Cartoon creator is owed a percentage of profits form Marvel's income since 1998.
NEW YORK (AP) -- Stan Lee, the legendary cartoon hero creator who gave Spider-Man his powerful "spidey-sense," is feeling a tingling of his own -- in his wallet.
A Manhattan federal judge has ruled that Lee is entitled to a potential multimillion-dollar payday from Marvel Enterprises off profits generated by the company's TV and movie productions -- particularly the box-office smash "Spider-Man," which earned more than $800 million worldwide, and its hugely successful sequel.
"It could be tens of millions of dollars," Howard Graff, attorney for Lee, said Wednesday. "That's no exaggeration."
The Monday ruling from U.S. District Court Judge Robert W. Sweet found that Lee was entitled to a 10 percent share of the profits generated since November 1998 by Marvel productions involving the company's characters, including those created by the prolific cartoonist.
"I am gratified by the judge's decision although, since I am deeply fond of Marvel and the people there, I sincerely regret that the situation had to come to this," Lee said in a statement.
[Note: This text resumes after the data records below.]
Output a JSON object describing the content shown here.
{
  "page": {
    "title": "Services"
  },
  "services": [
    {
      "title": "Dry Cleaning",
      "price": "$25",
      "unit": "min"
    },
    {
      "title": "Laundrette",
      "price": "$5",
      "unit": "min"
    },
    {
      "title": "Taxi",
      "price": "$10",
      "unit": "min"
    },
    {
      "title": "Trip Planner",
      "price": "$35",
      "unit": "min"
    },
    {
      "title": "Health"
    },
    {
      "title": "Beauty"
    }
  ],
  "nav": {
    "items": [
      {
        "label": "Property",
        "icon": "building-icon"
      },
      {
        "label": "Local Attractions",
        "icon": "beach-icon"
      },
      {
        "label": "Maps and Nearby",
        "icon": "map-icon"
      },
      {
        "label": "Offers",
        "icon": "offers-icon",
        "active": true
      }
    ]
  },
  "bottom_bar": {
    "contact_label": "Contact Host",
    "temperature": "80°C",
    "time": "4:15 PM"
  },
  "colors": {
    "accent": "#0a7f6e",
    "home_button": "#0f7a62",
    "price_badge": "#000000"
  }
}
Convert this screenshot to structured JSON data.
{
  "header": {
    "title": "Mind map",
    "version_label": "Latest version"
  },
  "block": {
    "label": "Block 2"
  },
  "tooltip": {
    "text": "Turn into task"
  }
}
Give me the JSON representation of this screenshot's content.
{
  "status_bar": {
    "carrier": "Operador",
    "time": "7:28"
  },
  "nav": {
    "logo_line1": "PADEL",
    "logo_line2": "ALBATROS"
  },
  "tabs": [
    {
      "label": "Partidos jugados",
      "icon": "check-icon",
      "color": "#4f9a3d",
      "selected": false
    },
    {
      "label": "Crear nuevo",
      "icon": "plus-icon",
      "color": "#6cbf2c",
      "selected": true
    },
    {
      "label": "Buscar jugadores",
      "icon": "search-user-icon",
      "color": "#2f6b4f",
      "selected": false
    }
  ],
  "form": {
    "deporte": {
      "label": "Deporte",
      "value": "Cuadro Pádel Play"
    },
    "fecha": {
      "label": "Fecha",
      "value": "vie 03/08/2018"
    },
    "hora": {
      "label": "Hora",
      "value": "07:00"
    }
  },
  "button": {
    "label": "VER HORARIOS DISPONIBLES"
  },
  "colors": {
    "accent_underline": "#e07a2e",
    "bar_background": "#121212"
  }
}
Sweet's decision didn't mention a dollar figure, although Graff was anticipating a windfall since the ruling also included DVD sales and certain merchandise. "The court essentially ruled in our favor virtually across the board," Graff said. "This is a sweeping victory for Mr. Lee."
John Turitzin, general counsel for Marvel, promised an appeal. Turitzin noted that Sweet ruled that Lee was not entitled to money from certain movie-based merchandise, and that the judge withheld judgment on money from joint-venture merchandise sales linked to the Spider-Man and Hulk movies.
"We intend to appeal those matters on which we did not prevail, and to continue to contest vigorously the claims on which the court did not rule," Turitzin said in a statement. The remaining issues could go before a jury if the two sides can't reach a settlement.
The lawsuit marks an acrimonious final chapter in the long and productive relationship between Marvel and Lee, who spent the last six decades working for the company. During a storied career, Lee created indelible Marvel fixtures such as the X-Men, the Incredible Hulk, Daredevil and The Fantastic Four.
"Mr. Lee did not begin this lawsuit without a lot of thought and reservation," Graff said. "He was not pleased to do it. He was saddened by the fact that things came to the point where he had to actually start a lawsuit against Marvel."
The 82-year-old Lee filed suit in November 2002, claiming an agreement he had signed four years earlier entitled him to 10 percent of Marvel's haul from its television and movie productions, as well as merchandising deals.
He already earns a $1 million a year salary from Marvel as part of the agreement, but felt that he was getting stiffed on additional income due him under the deal.
The money involved was substantial, particularly involving the Spider-Man movie. Marvel eventually collected more than $50 million in profits from "Spider-Man" earnings.